* [WHAT YOU NEED TO DO]
Write the entries out again in full and unchanged, dropping every image.

* [AVAILABLE DATA]
☆ ☆ ☆
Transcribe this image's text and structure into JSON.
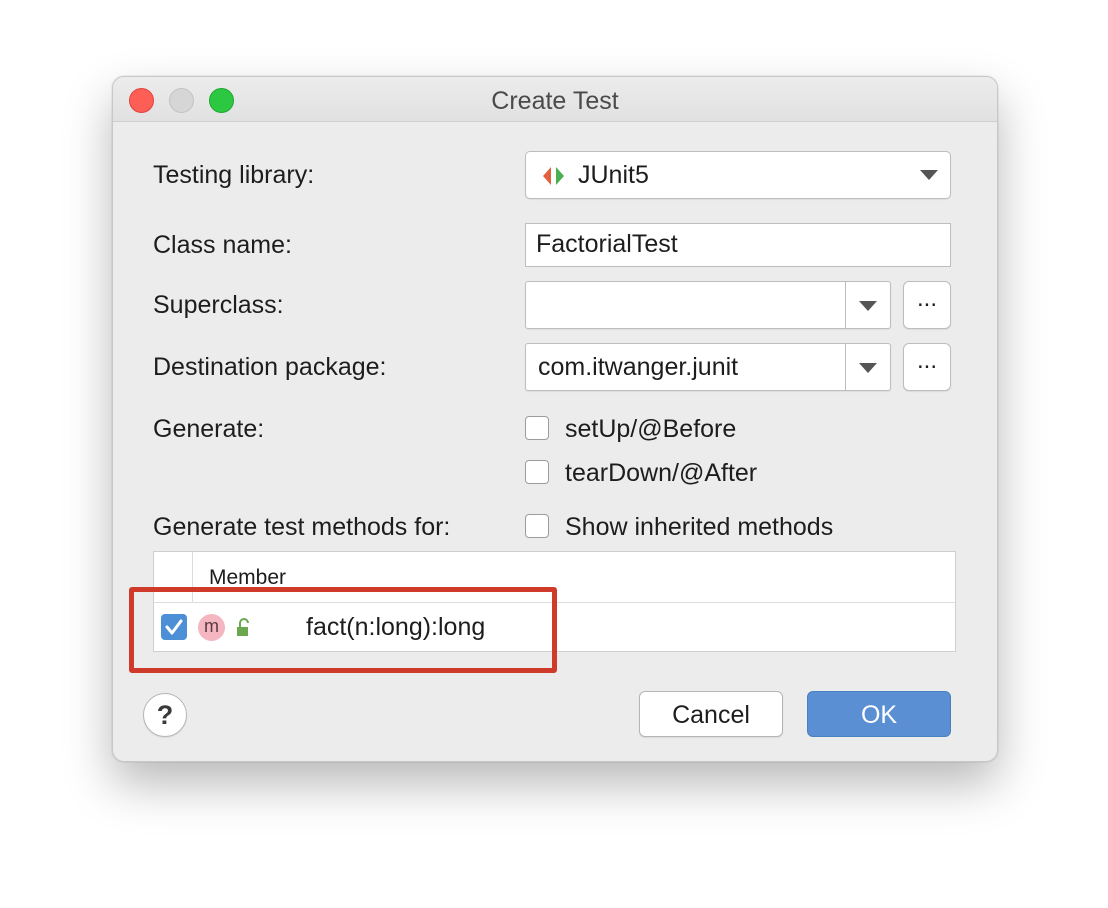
{
  "window": {
    "title": "Create Test",
    "controls": [
      "close",
      "minimize",
      "maximize"
    ]
  },
  "form": {
    "testing_library": {
      "label": "Testing library:",
      "value": "JUnit5",
      "icon": "junit-icon"
    },
    "class_name": {
      "label": "Class name:",
      "value": "FactorialTest"
    },
    "superclass": {
      "label": "Superclass:",
      "value": "",
      "browse_label": "..."
    },
    "destination_package": {
      "label": "Destination package:",
      "value": "com.itwanger.junit",
      "browse_label": "..."
    },
    "generate": {
      "label": "Generate:",
      "options": [
        {
          "label": "setUp/@Before",
          "checked": false
        },
        {
          "label": "tearDown/@After",
          "checked": false
        }
      ]
    },
    "generate_methods": {
      "label": "Generate test methods for:",
      "show_inherited": {
        "label": "Show inherited methods",
        "checked": false
      }
    }
  },
  "table": {
    "columns": [
      "Member"
    ],
    "rows": [
      {
        "checked": true,
        "icon": "method-icon",
        "icon_letter": "m",
        "visibility_icon": "unlock-icon",
        "member": "fact(n:long):long"
      }
    ]
  },
  "footer": {
    "help_label": "?",
    "cancel_label": "Cancel",
    "ok_label": "OK"
  },
  "colors": {
    "accent": "#5b8fd4",
    "highlight": "#d03a2a",
    "checkbox_checked": "#4c8fd7"
  }
}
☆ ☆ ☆
* [REPLY]
Transcribe this image's text and structure into JSON.
{
  "window": {
    "title": "Create Test",
    "controls": [
      "close",
      "minimize",
      "maximize"
    ]
  },
  "form": {
    "testing_library": {
      "label": "Testing library:",
      "value": "JUnit5",
      "icon": "junit-icon"
    },
    "class_name": {
      "label": "Class name:",
      "value": "FactorialTest"
    },
    "superclass": {
      "label": "Superclass:",
      "value": "",
      "browse_label": "..."
    },
    "destination_package": {
      "label": "Destination package:",
      "value": "com.itwanger.junit",
      "browse_label": "..."
    },
    "generate": {
      "label": "Generate:",
      "options": [
        {
          "label": "setUp/@Before",
          "checked": false
        },
        {
          "label": "tearDown/@After",
          "checked": false
        }
      ]
    },
    "generate_methods": {
      "label": "Generate test methods for:",
      "show_inherited": {
        "label": "Show inherited methods",
        "checked": false
      }
    }
  },
  "table": {
    "columns": [
      "Member"
    ],
    "rows": [
      {
        "checked": true,
        "icon": "method-icon",
        "icon_letter": "m",
        "visibility_icon": "unlock-icon",
        "member": "fact(n:long):long"
      }
    ]
  },
  "footer": {
    "help_label": "?",
    "cancel_label": "Cancel",
    "ok_label": "OK"
  },
  "colors": {
    "accent": "#5b8fd4",
    "highlight": "#d03a2a",
    "checkbox_checked": "#4c8fd7"
  }
}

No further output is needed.